Planned vegan alternative – since the vegans I expected did not actually attend, I did not make this dish (but will probably make it later this week). My plan was to make roasted portabella & miatake mushrooms over potatoes. I would have cleaned and trimmed the portabella mushrooms and put them and whole miatake fronds onto an oven suitable pan (probably one of my trusty chef’s plates). Then i would have drizzled a bit of olive oil over each mushroom. I would then roast them in the oven. To serve I would have plated the mushrooms on the side of the plate with the potatoes on the other side and would have finished the potatoes with the fig & mint sauce (which I might have also added to the roasted mushrooms depending on taste)
Figs two ways with fig ice cream and olive oil shortbread – I made the olive oil shortbread entirely from scratch and from a recipe I made up myself.
Olive Oil Shortbread
- 1/3 cup confectioners sugar
- 5 oz extra virgin olive oil
- 2/3 cup pastry flour (I used a whole grain organic flour)
- pinch of sea salt
- seeds from one whole vanilla bean + additional generous pinch of vanilla powder (which I buy from The Spice House and prefer over using liquid vanilla as the powder imparts the flavor without the alcohol)
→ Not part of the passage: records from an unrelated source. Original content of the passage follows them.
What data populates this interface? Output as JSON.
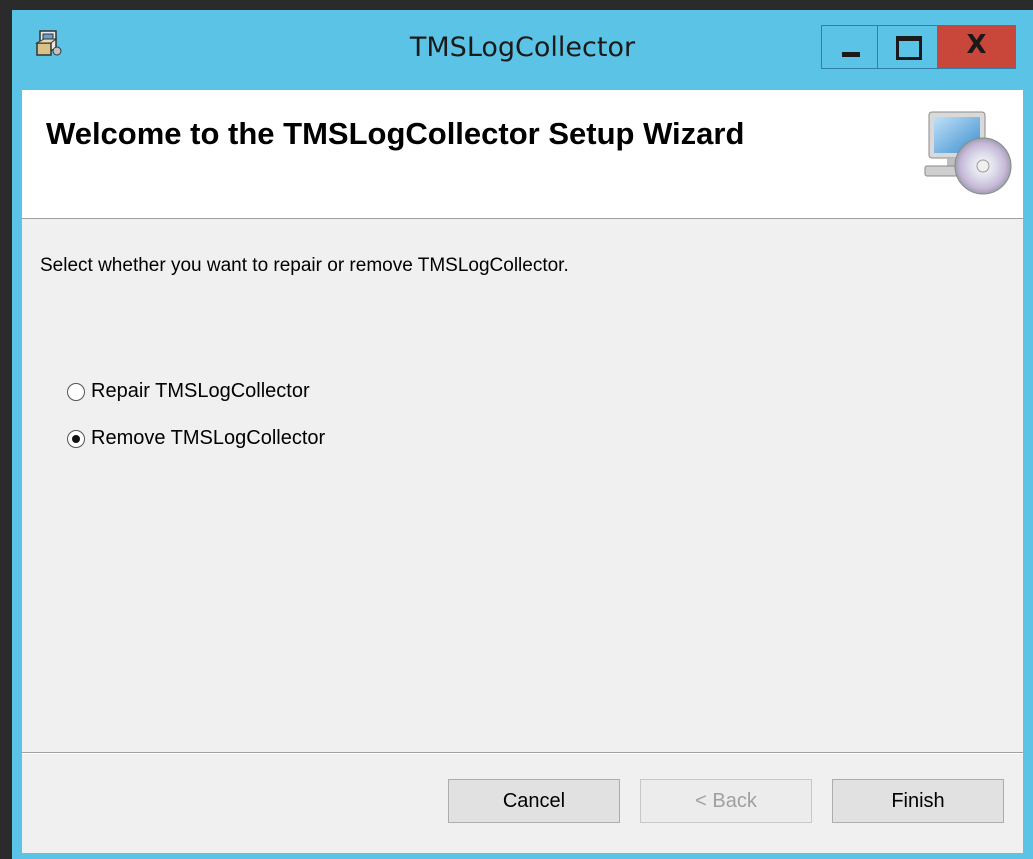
{
  "window": {
    "title": "TMSLogCollector",
    "controls": {
      "minimize": "minimize-icon",
      "maximize": "maximize-icon",
      "close": "close-icon",
      "close_glyph": "X"
    },
    "icon": "installer-icon"
  },
  "banner": {
    "title": "Welcome to the TMSLogCollector Setup Wizard",
    "icon": "computer-cd-icon"
  },
  "content": {
    "instruction": "Select whether you want to repair or remove TMSLogCollector.",
    "options": [
      {
        "label": "Repair TMSLogCollector",
        "selected": false
      },
      {
        "label": "Remove TMSLogCollector",
        "selected": true
      }
    ]
  },
  "buttons": {
    "cancel": "Cancel",
    "back": "< Back",
    "finish": "Finish"
  },
  "colors": {
    "frame": "#5bc4e6",
    "close_button": "#c9463a",
    "client_bg": "#f0f0f0"
  }
}
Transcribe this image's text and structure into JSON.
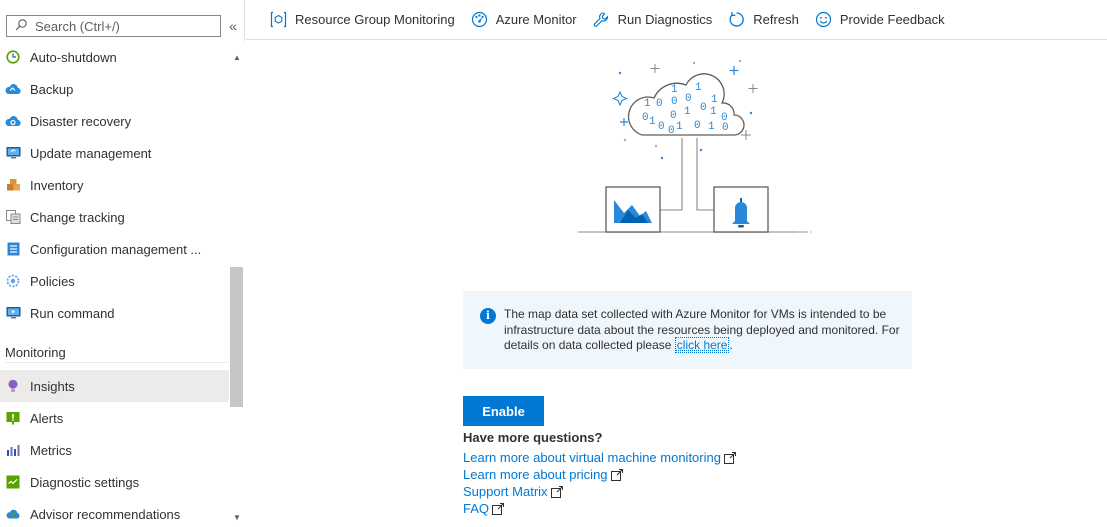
{
  "search": {
    "placeholder": "Search (Ctrl+/)",
    "collapse_glyph": "«"
  },
  "menu": {
    "items": [
      {
        "label": "Auto-shutdown",
        "icon": "clock-icon"
      },
      {
        "label": "Backup",
        "icon": "cloud-backup-icon"
      },
      {
        "label": "Disaster recovery",
        "icon": "cloud-recovery-icon"
      },
      {
        "label": "Update management",
        "icon": "monitor-update-icon"
      },
      {
        "label": "Inventory",
        "icon": "inventory-boxes-icon"
      },
      {
        "label": "Change tracking",
        "icon": "change-tracking-icon"
      },
      {
        "label": "Configuration management ...",
        "icon": "configuration-list-icon"
      },
      {
        "label": "Policies",
        "icon": "policies-gear-icon"
      },
      {
        "label": "Run command",
        "icon": "run-command-icon"
      }
    ],
    "monitoring_section": "Monitoring",
    "monitoring_items": [
      {
        "label": "Insights",
        "icon": "insights-bulb-icon",
        "selected": true
      },
      {
        "label": "Alerts",
        "icon": "alerts-icon"
      },
      {
        "label": "Metrics",
        "icon": "metrics-bar-icon"
      },
      {
        "label": "Diagnostic settings",
        "icon": "diagnostic-settings-icon"
      },
      {
        "label": "Advisor recommendations",
        "icon": "advisor-icon"
      }
    ]
  },
  "toolbar": {
    "items": [
      {
        "label": "Resource Group Monitoring",
        "icon": "resource-group-icon"
      },
      {
        "label": "Azure Monitor",
        "icon": "azure-monitor-icon"
      },
      {
        "label": "Run Diagnostics",
        "icon": "wrench-icon"
      },
      {
        "label": "Refresh",
        "icon": "refresh-icon"
      },
      {
        "label": "Provide Feedback",
        "icon": "smiley-icon"
      }
    ]
  },
  "illustration": {
    "binary_digits": [
      "1",
      "1",
      "0",
      "0",
      "1",
      "1",
      "0",
      "1",
      "0",
      "1",
      "0",
      "1",
      "0",
      "0",
      "1",
      "0",
      "1",
      "0",
      "0",
      "0"
    ]
  },
  "info": {
    "icon_glyph": "i",
    "text_before": "The map data set collected with Azure Monitor for VMs is intended to be infrastructure data about the resources being deployed and monitored. For details on data collected please ",
    "link_text": "click here",
    "text_after": "."
  },
  "enable_button": "Enable",
  "questions": {
    "heading": "Have more questions?",
    "links": [
      "Learn more about virtual machine monitoring",
      "Learn more about pricing",
      "Support Matrix",
      "FAQ"
    ]
  },
  "colors": {
    "accent": "#0078d4",
    "selected_bg": "#edebe9",
    "info_bg": "#eff6fc"
  }
}
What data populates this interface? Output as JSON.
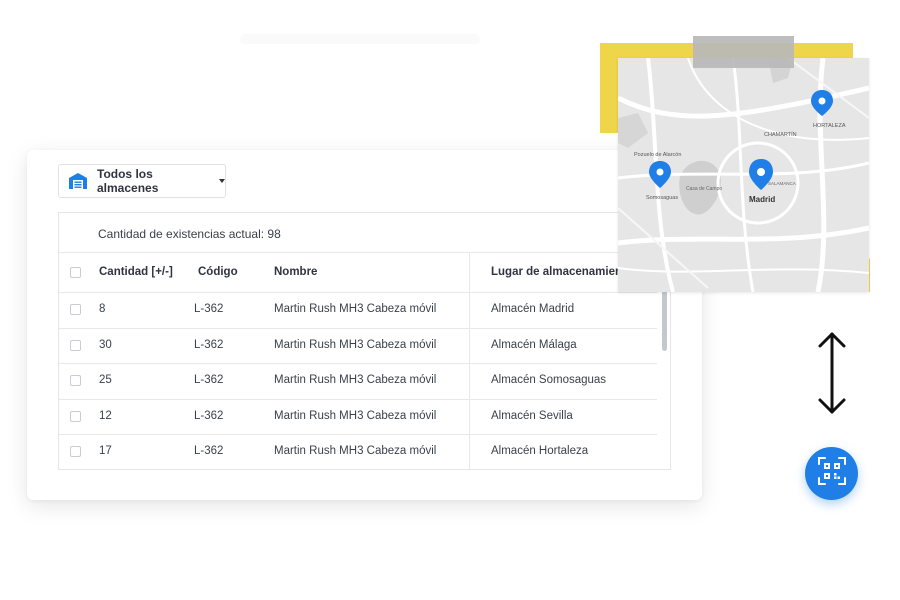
{
  "warehouse_selector": {
    "label": "Todos los almacenes",
    "icon": "warehouse-icon"
  },
  "stock": {
    "summary": "Cantidad de existencias actual: 98"
  },
  "table": {
    "headers": {
      "quantity": "Cantidad [+/-]",
      "code": "Código",
      "name": "Nombre",
      "location": "Lugar de almacenamiento"
    },
    "rows": [
      {
        "quantity": "8",
        "code": "L-362",
        "name": "Martin Rush MH3 Cabeza móvil",
        "location": "Almacén Madrid"
      },
      {
        "quantity": "30",
        "code": "L-362",
        "name": "Martin Rush MH3 Cabeza móvil",
        "location": "Almacén Málaga"
      },
      {
        "quantity": "25",
        "code": "L-362",
        "name": "Martin Rush MH3 Cabeza móvil",
        "location": "Almacén Somosaguas"
      },
      {
        "quantity": "12",
        "code": "L-362",
        "name": "Martin Rush MH3 Cabeza móvil",
        "location": "Almacén Sevilla"
      },
      {
        "quantity": "17",
        "code": "L-362",
        "name": "Martin Rush MH3 Cabeza móvil",
        "location": "Almacén Hortaleza"
      }
    ]
  },
  "map": {
    "labels": {
      "hortaleza": "HORTALEZA",
      "chamartin": "CHAMARTÍN",
      "pozuelo": "Pozuelo de Alarcón",
      "somosaguas": "Somosaguas",
      "madrid": "Madrid",
      "casa_campo": "Casa de Campo",
      "salamanca": "SALAMANCA"
    },
    "pin_color": "#1f7fe6"
  },
  "colors": {
    "accent": "#1f7fe6",
    "note": "#efd54a",
    "tape": "#b8b8b8"
  },
  "actions": {
    "scan_icon": "qr-code-scan-icon",
    "swap_icon": "double-arrow-icon"
  }
}
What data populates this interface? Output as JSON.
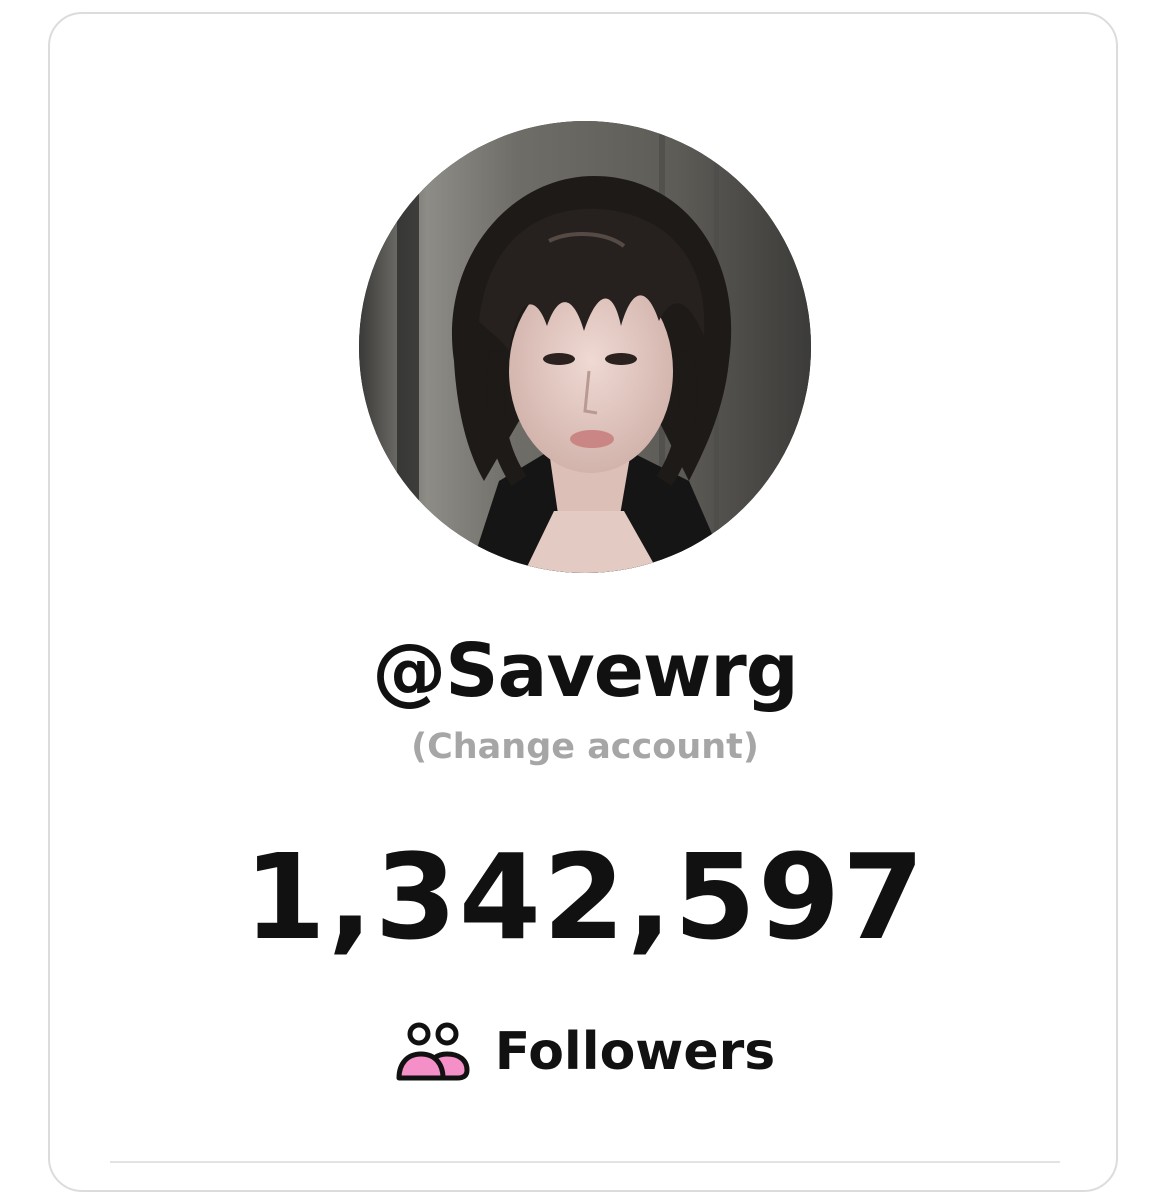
{
  "profile": {
    "username": "@Savewrg",
    "change_account_label": "(Change account)",
    "avatar_icon": "profile-photo"
  },
  "stats": {
    "followers_count": "1,342,597",
    "followers_label": "Followers",
    "followers_icon": "people-icon",
    "icon_accent_color": "#f48fc8"
  }
}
I mixed the sugar and olive oil, then added the vanilla, sea salt and flour. I used a medium sized metal mixing bowl (which I highly recommend, metal bowls are quite useful) once fully mixed and dough like (I mixed it with just my hand) I put the metal bowl into my freezer. I left the dough in the freezer for a bit over 30 minutes. I then spooned the dough into my Madeline pan after first adding a few grains of gray sea salt to each. The dough had a similar texture to a Madeline dough, though the results were a bit flakier and crunchier than Madelines. I baked them at about 350 degrees for about 10 minutes. My pan is an excellent one so the cookies just popped out (I did not use any spray or the like – my pan is a non-stick specialized baking pan. I then let these cool on a rack while I cooked the rest of the dinner. The resulting cookies had some sweetness, but tempered by the olive & salt flavors.
For the dessert I mixed two roasted figs with two fresh figs, taking care to ensure that every person had at least two varieties of figs (over all I purchased 5 different varieties of figs for this evening’s dinner) I scooped a small scoop of fig ice cream (from & made by a local shop) and layered the cookie on top of the ice cream in the middle of the bowl.
My original plan was to buy Fig Sorbet instead of fig ice cream. Had I managed to do so, this dessert would be an entirely vegan dessert. The sweetness of the figs contrasted well with the olives and salt of the shortbread.
And that is the menu. I ended up making a second portion of the pasta and as people arrived in two main waves of guests, I made two batches of the peppers for the later arriving group. Over the course of the meal we drank two bottles of Musketal (both excellent), a bottle of Chardonnay, a bottle of sparkling apple cider and with dessert a half bottle of a very good port.
All in all a very successful experimental meal – an experiment in that I plated each dish for all ten people (myself included) for every course and experimental in that most of these recipes I made up on the spot (including the shortbread)